[Exercise instructions] Tell how many lines of the data include the word "newValueText". Nothing but the number belongs in the answer.

-------- Records for this exercise

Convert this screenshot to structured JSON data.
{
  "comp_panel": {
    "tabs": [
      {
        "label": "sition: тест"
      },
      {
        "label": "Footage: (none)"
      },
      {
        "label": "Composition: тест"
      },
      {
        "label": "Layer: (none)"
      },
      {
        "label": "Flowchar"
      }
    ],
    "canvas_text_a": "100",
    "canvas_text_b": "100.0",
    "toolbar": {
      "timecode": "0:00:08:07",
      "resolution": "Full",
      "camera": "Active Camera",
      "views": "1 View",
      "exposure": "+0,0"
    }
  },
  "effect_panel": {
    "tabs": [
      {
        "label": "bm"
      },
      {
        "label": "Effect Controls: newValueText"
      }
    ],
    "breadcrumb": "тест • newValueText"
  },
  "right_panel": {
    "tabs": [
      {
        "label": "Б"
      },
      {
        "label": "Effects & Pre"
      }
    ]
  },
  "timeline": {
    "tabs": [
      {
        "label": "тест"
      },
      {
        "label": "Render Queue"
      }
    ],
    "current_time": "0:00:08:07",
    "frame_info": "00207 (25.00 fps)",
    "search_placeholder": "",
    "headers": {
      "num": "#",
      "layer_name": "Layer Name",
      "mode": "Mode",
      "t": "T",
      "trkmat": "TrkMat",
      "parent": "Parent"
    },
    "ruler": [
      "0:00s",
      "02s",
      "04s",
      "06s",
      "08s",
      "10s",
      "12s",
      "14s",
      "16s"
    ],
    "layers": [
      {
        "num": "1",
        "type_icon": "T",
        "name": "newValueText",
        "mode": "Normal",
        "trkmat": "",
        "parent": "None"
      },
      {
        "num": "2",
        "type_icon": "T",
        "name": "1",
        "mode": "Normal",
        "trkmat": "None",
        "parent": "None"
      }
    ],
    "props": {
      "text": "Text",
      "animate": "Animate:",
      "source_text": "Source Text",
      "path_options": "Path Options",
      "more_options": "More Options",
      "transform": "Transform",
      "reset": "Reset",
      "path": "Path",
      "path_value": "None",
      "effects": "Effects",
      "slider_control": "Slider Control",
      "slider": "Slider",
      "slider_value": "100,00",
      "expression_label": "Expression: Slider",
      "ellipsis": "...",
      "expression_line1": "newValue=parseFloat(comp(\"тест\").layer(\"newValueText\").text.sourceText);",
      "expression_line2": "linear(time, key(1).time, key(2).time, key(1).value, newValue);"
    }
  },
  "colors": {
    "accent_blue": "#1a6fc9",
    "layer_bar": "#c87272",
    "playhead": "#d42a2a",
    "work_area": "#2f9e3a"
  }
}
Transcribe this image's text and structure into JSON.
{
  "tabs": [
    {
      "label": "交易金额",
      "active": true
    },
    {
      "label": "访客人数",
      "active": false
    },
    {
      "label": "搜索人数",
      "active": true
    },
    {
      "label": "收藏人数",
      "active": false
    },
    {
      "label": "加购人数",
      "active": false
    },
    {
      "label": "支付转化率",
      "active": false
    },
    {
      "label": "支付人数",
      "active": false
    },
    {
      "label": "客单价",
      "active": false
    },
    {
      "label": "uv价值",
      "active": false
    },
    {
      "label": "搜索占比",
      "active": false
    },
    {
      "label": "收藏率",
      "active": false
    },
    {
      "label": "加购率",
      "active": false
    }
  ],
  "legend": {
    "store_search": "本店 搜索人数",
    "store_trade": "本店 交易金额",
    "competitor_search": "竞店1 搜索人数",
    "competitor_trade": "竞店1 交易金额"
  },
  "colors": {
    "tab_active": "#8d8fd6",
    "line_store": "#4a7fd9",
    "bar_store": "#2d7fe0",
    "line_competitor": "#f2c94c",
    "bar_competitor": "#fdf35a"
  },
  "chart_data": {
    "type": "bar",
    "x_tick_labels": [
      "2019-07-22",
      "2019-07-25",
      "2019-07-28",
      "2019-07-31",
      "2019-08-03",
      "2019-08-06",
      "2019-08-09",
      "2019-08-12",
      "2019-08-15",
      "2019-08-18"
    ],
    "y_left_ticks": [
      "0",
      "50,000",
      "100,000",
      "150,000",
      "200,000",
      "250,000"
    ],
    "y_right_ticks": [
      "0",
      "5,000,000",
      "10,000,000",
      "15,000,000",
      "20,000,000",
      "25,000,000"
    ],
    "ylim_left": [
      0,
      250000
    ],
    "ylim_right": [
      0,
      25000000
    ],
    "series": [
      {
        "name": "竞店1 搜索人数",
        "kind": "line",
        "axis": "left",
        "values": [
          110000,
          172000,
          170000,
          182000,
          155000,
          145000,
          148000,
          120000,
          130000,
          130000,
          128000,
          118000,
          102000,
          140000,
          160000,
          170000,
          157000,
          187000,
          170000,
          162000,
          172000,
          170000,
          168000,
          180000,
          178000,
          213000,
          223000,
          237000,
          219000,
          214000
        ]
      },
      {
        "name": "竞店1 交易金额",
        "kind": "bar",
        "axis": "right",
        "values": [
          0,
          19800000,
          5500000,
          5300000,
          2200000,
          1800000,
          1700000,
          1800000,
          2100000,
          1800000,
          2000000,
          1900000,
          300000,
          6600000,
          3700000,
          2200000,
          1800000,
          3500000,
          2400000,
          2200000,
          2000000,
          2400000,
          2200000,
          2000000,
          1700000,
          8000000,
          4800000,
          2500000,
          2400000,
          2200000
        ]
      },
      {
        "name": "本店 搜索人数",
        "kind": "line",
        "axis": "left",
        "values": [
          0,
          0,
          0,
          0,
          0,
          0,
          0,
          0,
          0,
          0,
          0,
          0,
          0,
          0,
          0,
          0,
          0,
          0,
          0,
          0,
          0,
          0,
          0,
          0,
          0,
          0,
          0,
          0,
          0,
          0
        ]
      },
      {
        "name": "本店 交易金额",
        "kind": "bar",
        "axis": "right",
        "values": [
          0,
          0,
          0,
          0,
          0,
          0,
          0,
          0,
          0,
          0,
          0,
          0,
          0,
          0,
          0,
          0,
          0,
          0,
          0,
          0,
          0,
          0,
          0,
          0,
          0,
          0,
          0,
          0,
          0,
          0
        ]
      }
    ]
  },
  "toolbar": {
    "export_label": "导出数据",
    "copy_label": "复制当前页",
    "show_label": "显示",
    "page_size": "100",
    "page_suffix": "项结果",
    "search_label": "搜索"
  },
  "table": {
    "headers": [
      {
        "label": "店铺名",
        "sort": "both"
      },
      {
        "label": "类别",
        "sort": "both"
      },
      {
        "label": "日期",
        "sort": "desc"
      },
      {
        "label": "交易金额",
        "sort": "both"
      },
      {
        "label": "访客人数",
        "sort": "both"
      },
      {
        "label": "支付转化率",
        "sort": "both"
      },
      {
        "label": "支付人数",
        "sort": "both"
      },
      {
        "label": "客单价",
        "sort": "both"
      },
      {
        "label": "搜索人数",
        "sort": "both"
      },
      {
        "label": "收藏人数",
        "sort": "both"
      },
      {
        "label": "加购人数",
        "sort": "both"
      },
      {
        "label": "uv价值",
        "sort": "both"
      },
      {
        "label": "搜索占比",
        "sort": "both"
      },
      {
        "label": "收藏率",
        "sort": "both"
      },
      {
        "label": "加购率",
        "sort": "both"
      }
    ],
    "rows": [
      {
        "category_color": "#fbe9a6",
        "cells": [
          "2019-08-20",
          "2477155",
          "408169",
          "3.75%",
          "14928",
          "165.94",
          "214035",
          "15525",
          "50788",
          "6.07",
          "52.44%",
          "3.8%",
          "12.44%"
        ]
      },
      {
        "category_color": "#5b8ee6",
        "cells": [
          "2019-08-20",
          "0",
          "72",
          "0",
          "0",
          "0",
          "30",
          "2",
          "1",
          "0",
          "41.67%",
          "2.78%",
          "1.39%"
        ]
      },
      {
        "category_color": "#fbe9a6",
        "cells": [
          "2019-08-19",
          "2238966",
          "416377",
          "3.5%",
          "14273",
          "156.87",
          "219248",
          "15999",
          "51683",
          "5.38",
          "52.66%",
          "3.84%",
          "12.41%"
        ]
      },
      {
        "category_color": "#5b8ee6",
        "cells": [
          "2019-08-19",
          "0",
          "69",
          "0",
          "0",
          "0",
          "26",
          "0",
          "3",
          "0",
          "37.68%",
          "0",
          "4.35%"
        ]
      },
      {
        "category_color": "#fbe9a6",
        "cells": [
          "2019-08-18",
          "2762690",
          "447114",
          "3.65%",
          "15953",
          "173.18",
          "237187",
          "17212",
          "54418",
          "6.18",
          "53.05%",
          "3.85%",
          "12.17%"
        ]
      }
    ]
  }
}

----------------

[Answer below] 4